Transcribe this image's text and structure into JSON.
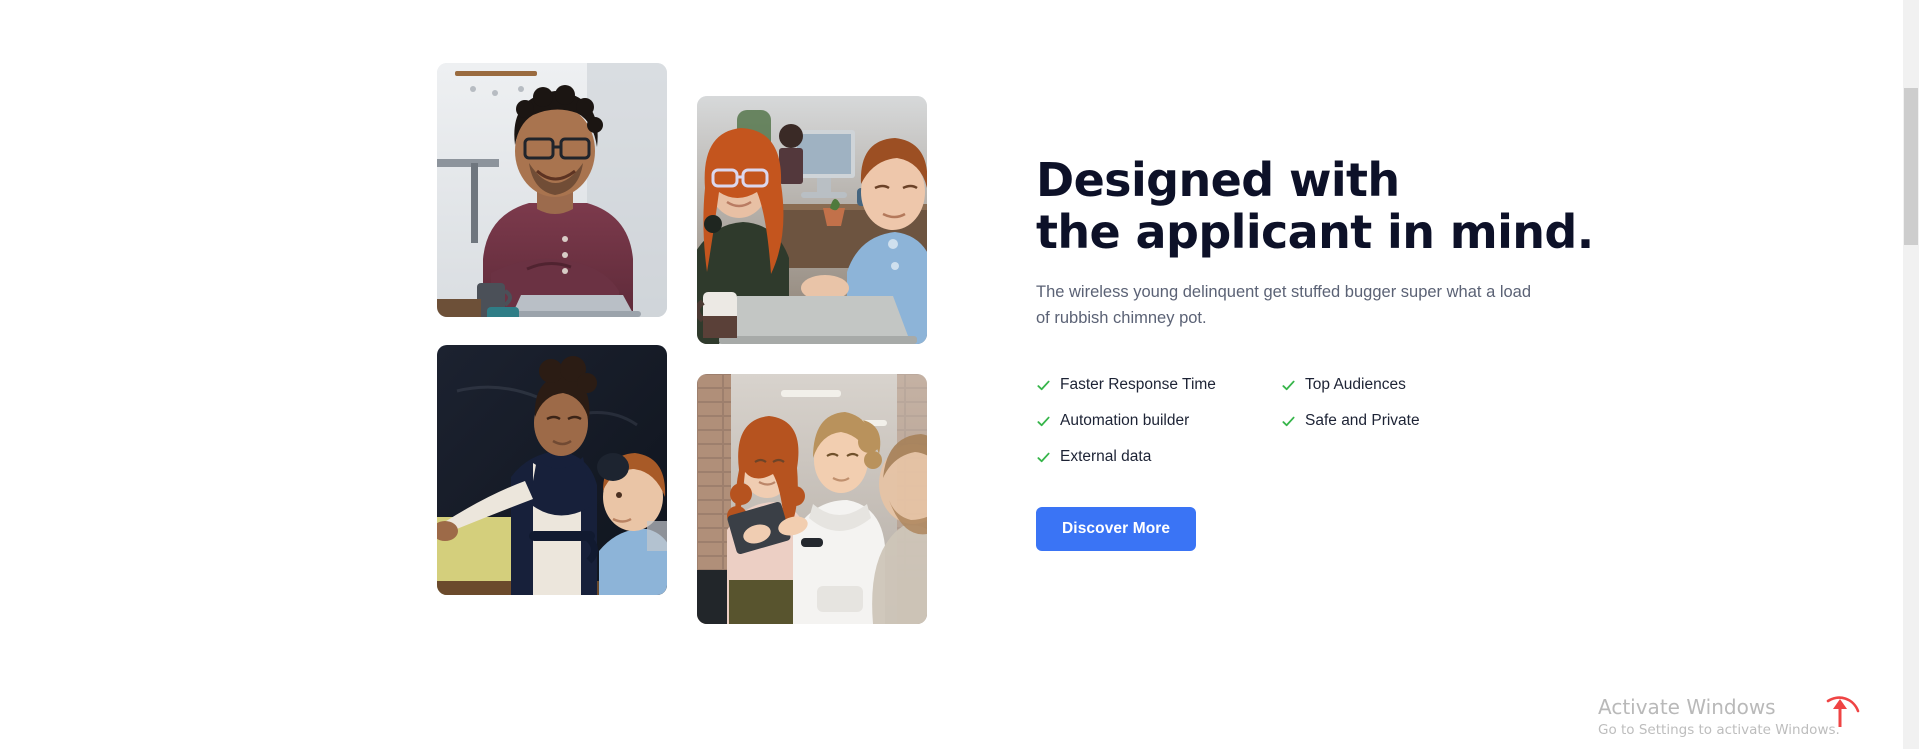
{
  "page": {
    "background_color": "#ffffff"
  },
  "hero": {
    "headline_line_1": "Designed with",
    "headline_line_2": "the applicant in mind.",
    "headline_color": "#0d1128",
    "subtext": "The wireless young delinquent get stuffed bugger super what a load of rubbish chimney pot.",
    "subtext_color": "#5b6275",
    "features": [
      {
        "label": "Faster Response Time",
        "icon": "check-icon"
      },
      {
        "label": "Top Audiences",
        "icon": "check-icon"
      },
      {
        "label": "Automation builder",
        "icon": "check-icon"
      },
      {
        "label": "Safe and Private",
        "icon": "check-icon"
      },
      {
        "label": "External data",
        "icon": "check-icon"
      }
    ],
    "check_color": "#36b54a",
    "cta_label": "Discover More",
    "cta_color": "#3a74f5",
    "cta_text_color": "#ffffff"
  },
  "collage": {
    "photos": [
      {
        "name": "photo-man-at-laptop",
        "alt": "Smiling man with glasses and dark curly hair in a maroon henley shirt sitting with arms crossed behind an open laptop in a bright cafe"
      },
      {
        "name": "photo-two-colleagues-laptop",
        "alt": "Red-haired woman wearing light eyeglasses and a dark green shirt working beside a man in a light blue shirt over a silver laptop in an open office"
      },
      {
        "name": "photo-woman-presenting-chalkboard",
        "alt": "Woman in a navy sleeveless vest gesturing toward a dark chalkboard while a red-haired young man in a blue shirt looks on"
      },
      {
        "name": "photo-women-with-tablet",
        "alt": "Two young women reviewing a tablet together in front of an exposed brick wall with a bearded man blurred in the foreground"
      }
    ]
  },
  "watermark": {
    "title": "Activate Windows",
    "subtitle": "Go to Settings to activate Windows.",
    "color": "#b9b9b9"
  },
  "back_to_top": {
    "icon": "arrow-up-icon",
    "color": "#ef4444"
  },
  "scrollbar": {
    "orientation": "vertical",
    "track_color": "#f1f1f1",
    "thumb_color": "#cdcdcd"
  }
}
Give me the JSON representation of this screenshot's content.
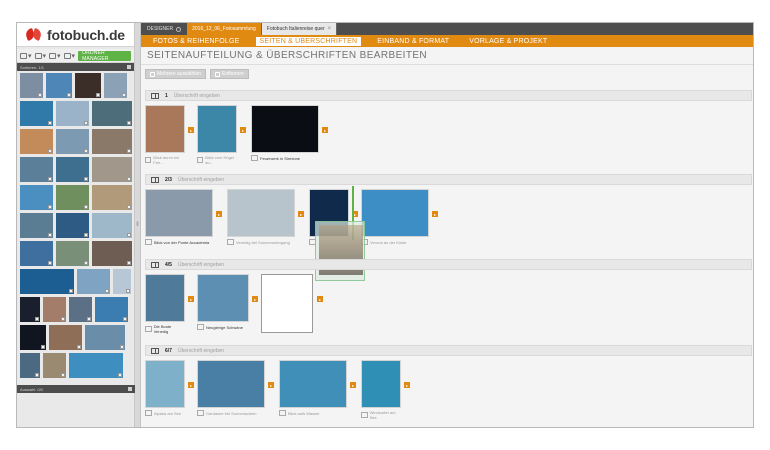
{
  "sidebar": {
    "logo": "fotobuch.de",
    "ordner_button": "ORDNER MANAGER",
    "bar_label": "Sortieren: 1/1",
    "bottom_label": "Auswahl: 0/0",
    "thumbs": [
      {
        "color": "#7d8ea3",
        "w": "w23"
      },
      {
        "color": "#4f86b8",
        "w": "w26"
      },
      {
        "color": "#3b2d28",
        "w": "w26"
      },
      {
        "color": "#8aa1b6",
        "w": "w23"
      },
      {
        "color": "#2f7aa8",
        "w": "w33"
      },
      {
        "color": "#9bb3c8",
        "w": "w33"
      },
      {
        "color": "#4d6d7a",
        "w": "w40"
      },
      {
        "color": "#c38a5a",
        "w": "w33"
      },
      {
        "color": "#7c9ab2",
        "w": "w33"
      },
      {
        "color": "#8a7868",
        "w": "w40"
      },
      {
        "color": "#5c7f99",
        "w": "w33"
      },
      {
        "color": "#3e6f8f",
        "w": "w33"
      },
      {
        "color": "#a1978a",
        "w": "w40"
      },
      {
        "color": "#4a8fbf",
        "w": "w33"
      },
      {
        "color": "#6f8f5f",
        "w": "w33"
      },
      {
        "color": "#b19a7a",
        "w": "w40"
      },
      {
        "color": "#5a7d93",
        "w": "w33"
      },
      {
        "color": "#2d5b84",
        "w": "w33"
      },
      {
        "color": "#9fb8c9",
        "w": "w40"
      },
      {
        "color": "#3f6f9f",
        "w": "w33"
      },
      {
        "color": "#7a8f77",
        "w": "w33"
      },
      {
        "color": "#6d5d52",
        "w": "w40"
      },
      {
        "color": "#1c5e92",
        "w": "w54"
      },
      {
        "color": "#7fa4c3",
        "w": "w33"
      },
      {
        "color": "#b7c7d6",
        "w": "w18"
      },
      {
        "color": "#1a1f2e",
        "w": "w20"
      },
      {
        "color": "#a37c6a",
        "w": "w23"
      },
      {
        "color": "#5b6f85",
        "w": "w23"
      },
      {
        "color": "#3c7db1",
        "w": "w33"
      },
      {
        "color": "#101520",
        "w": "w26"
      },
      {
        "color": "#8f6e58",
        "w": "w33"
      },
      {
        "color": "#6a8daa",
        "w": "w40"
      },
      {
        "color": "#4b6a82",
        "w": "w20"
      },
      {
        "color": "#9a8a72",
        "w": "w23"
      },
      {
        "color": "#3e8ec0",
        "w": "w54"
      }
    ]
  },
  "tabs": {
    "designer": "DESIGNER",
    "project": "2016_12_06_Fotosammlung",
    "book": "Fotobuch Italienreise quer"
  },
  "nav": {
    "items": [
      "FOTOS & REIHENFOLGE",
      "SEITEN & ÜBERSCHRIFTEN",
      "EINBAND & FORMAT",
      "VORLAGE & PROJEKT"
    ],
    "active_index": 1
  },
  "page_title": "SEITENAUFTEILUNG & ÜBERSCHRIFTEN BEARBEITEN",
  "actions": {
    "select_multiple": "Mehrere auswählen",
    "remove": "Entfernen"
  },
  "caption_placeholder": "Überschrift eingeben",
  "rows": [
    {
      "number": "1",
      "photos": [
        {
          "color": "#a9785a",
          "caption": "Blick durch ein Fen..."
        },
        {
          "color": "#3c86a8",
          "caption": "Blick vom Hügel au..."
        },
        {
          "color": "#0b0d14",
          "caption": "Feuerwerk in Sirmione",
          "dark": true
        }
      ]
    },
    {
      "number": "2/3",
      "photos": [
        {
          "color": "#8a9aaa",
          "caption": "Blick von der Ponte Accademia",
          "dark": true
        },
        {
          "color": "#b8c4cc",
          "caption": "Venedig bei Sonnenuntergang"
        },
        {
          "color": "#0f2a4a",
          "caption": ""
        },
        {
          "color": "#3d8ec4",
          "caption": "Verona an der Küste"
        }
      ]
    },
    {
      "number": "4/5",
      "photos": [
        {
          "color": "#4f7a9a",
          "caption": "Die Boote Venedig",
          "dark": true
        },
        {
          "color": "#5d8fb3",
          "caption": "Neugierige Schwäne",
          "dark": true
        }
      ]
    },
    {
      "number": "6/7",
      "photos": [
        {
          "color": "#7fb0c9",
          "caption": "Alpaka am See"
        },
        {
          "color": "#4a7fa5",
          "caption": "Gardasee bei Sonnenschein"
        },
        {
          "color": "#3f8fb9",
          "caption": "Blick aufs Wasser"
        },
        {
          "color": "#2f8fb5",
          "caption": "Windsurfer am See"
        }
      ]
    }
  ]
}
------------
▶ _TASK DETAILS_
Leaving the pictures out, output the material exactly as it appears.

▶ _OUTPUT OF THE EXERCISE_
Transcribe this image's text and structure into JSON.
{
  "page": {
    "background_color": "#ffffff"
  },
  "hero": {
    "headline_line_1": "Designed with",
    "headline_line_2": "the applicant in mind.",
    "headline_color": "#0d1128",
    "subtext": "The wireless young delinquent get stuffed bugger super what a load of rubbish chimney pot.",
    "subtext_color": "#5b6275",
    "features": [
      {
        "label": "Faster Response Time",
        "icon": "check-icon"
      },
      {
        "label": "Top Audiences",
        "icon": "check-icon"
      },
      {
        "label": "Automation builder",
        "icon": "check-icon"
      },
      {
        "label": "Safe and Private",
        "icon": "check-icon"
      },
      {
        "label": "External data",
        "icon": "check-icon"
      }
    ],
    "check_color": "#36b54a",
    "cta_label": "Discover More",
    "cta_color": "#3a74f5",
    "cta_text_color": "#ffffff"
  },
  "collage": {
    "photos": [
      {
        "name": "photo-man-at-laptop",
        "alt": "Smiling man with glasses and dark curly hair in a maroon henley shirt sitting with arms crossed behind an open laptop in a bright cafe"
      },
      {
        "name": "photo-two-colleagues-laptop",
        "alt": "Red-haired woman wearing light eyeglasses and a dark green shirt working beside a man in a light blue shirt over a silver laptop in an open office"
      },
      {
        "name": "photo-woman-presenting-chalkboard",
        "alt": "Woman in a navy sleeveless vest gesturing toward a dark chalkboard while a red-haired young man in a blue shirt looks on"
      },
      {
        "name": "photo-women-with-tablet",
        "alt": "Two young women reviewing a tablet together in front of an exposed brick wall with a bearded man blurred in the foreground"
      }
    ]
  },
  "watermark": {
    "title": "Activate Windows",
    "subtitle": "Go to Settings to activate Windows.",
    "color": "#b9b9b9"
  },
  "back_to_top": {
    "icon": "arrow-up-icon",
    "color": "#ef4444"
  },
  "scrollbar": {
    "orientation": "vertical",
    "track_color": "#f1f1f1",
    "thumb_color": "#cdcdcd"
  }
}
Give me the JSON representation of this screenshot's content.
{
  "sidebar": {
    "logo": "fotobuch.de",
    "ordner_button": "ORDNER MANAGER",
    "bar_label": "Sortieren: 1/1",
    "bottom_label": "Auswahl: 0/0",
    "thumbs": [
      {
        "color": "#7d8ea3",
        "w": "w23"
      },
      {
        "color": "#4f86b8",
        "w": "w26"
      },
      {
        "color": "#3b2d28",
        "w": "w26"
      },
      {
        "color": "#8aa1b6",
        "w": "w23"
      },
      {
        "color": "#2f7aa8",
        "w": "w33"
      },
      {
        "color": "#9bb3c8",
        "w": "w33"
      },
      {
        "color": "#4d6d7a",
        "w": "w40"
      },
      {
        "color": "#c38a5a",
        "w": "w33"
      },
      {
        "color": "#7c9ab2",
        "w": "w33"
      },
      {
        "color": "#8a7868",
        "w": "w40"
      },
      {
        "color": "#5c7f99",
        "w": "w33"
      },
      {
        "color": "#3e6f8f",
        "w": "w33"
      },
      {
        "color": "#a1978a",
        "w": "w40"
      },
      {
        "color": "#4a8fbf",
        "w": "w33"
      },
      {
        "color": "#6f8f5f",
        "w": "w33"
      },
      {
        "color": "#b19a7a",
        "w": "w40"
      },
      {
        "color": "#5a7d93",
        "w": "w33"
      },
      {
        "color": "#2d5b84",
        "w": "w33"
      },
      {
        "color": "#9fb8c9",
        "w": "w40"
      },
      {
        "color": "#3f6f9f",
        "w": "w33"
      },
      {
        "color": "#7a8f77",
        "w": "w33"
      },
      {
        "color": "#6d5d52",
        "w": "w40"
      },
      {
        "color": "#1c5e92",
        "w": "w54"
      },
      {
        "color": "#7fa4c3",
        "w": "w33"
      },
      {
        "color": "#b7c7d6",
        "w": "w18"
      },
      {
        "color": "#1a1f2e",
        "w": "w20"
      },
      {
        "color": "#a37c6a",
        "w": "w23"
      },
      {
        "color": "#5b6f85",
        "w": "w23"
      },
      {
        "color": "#3c7db1",
        "w": "w33"
      },
      {
        "color": "#101520",
        "w": "w26"
      },
      {
        "color": "#8f6e58",
        "w": "w33"
      },
      {
        "color": "#6a8daa",
        "w": "w40"
      },
      {
        "color": "#4b6a82",
        "w": "w20"
      },
      {
        "color": "#9a8a72",
        "w": "w23"
      },
      {
        "color": "#3e8ec0",
        "w": "w54"
      }
    ]
  },
  "tabs": {
    "designer": "DESIGNER",
    "project": "2016_12_06_Fotosammlung",
    "book": "Fotobuch Italienreise quer"
  },
  "nav": {
    "items": [
      "FOTOS & REIHENFOLGE",
      "SEITEN & ÜBERSCHRIFTEN",
      "EINBAND & FORMAT",
      "VORLAGE & PROJEKT"
    ],
    "active_index": 1
  },
  "page_title": "SEITENAUFTEILUNG & ÜBERSCHRIFTEN BEARBEITEN",
  "actions": {
    "select_multiple": "Mehrere auswählen",
    "remove": "Entfernen"
  },
  "caption_placeholder": "Überschrift eingeben",
  "rows": [
    {
      "number": "1",
      "photos": [
        {
          "color": "#a9785a",
          "caption": "Blick durch ein Fen..."
        },
        {
          "color": "#3c86a8",
          "caption": "Blick vom Hügel au..."
        },
        {
          "color": "#0b0d14",
          "caption": "Feuerwerk in Sirmione",
          "dark": true
        }
      ]
    },
    {
      "number": "2/3",
      "photos": [
        {
          "color": "#8a9aaa",
          "caption": "Blick von der Ponte Accademia",
          "dark": true
        },
        {
          "color": "#b8c4cc",
          "caption": "Venedig bei Sonnenuntergang"
        },
        {
          "color": "#0f2a4a",
          "caption": ""
        },
        {
          "color": "#3d8ec4",
          "caption": "Verona an der Küste"
        }
      ]
    },
    {
      "number": "4/5",
      "photos": [
        {
          "color": "#4f7a9a",
          "caption": "Die Boote Venedig",
          "dark": true
        },
        {
          "color": "#5d8fb3",
          "caption": "Neugierige Schwäne",
          "dark": true
        }
      ]
    },
    {
      "number": "6/7",
      "photos": [
        {
          "color": "#7fb0c9",
          "caption": "Alpaka am See"
        },
        {
          "color": "#4a7fa5",
          "caption": "Gardasee bei Sonnenschein"
        },
        {
          "color": "#3f8fb9",
          "caption": "Blick aufs Wasser"
        },
        {
          "color": "#2f8fb5",
          "caption": "Windsurfer am See"
        }
      ]
    }
  ]
}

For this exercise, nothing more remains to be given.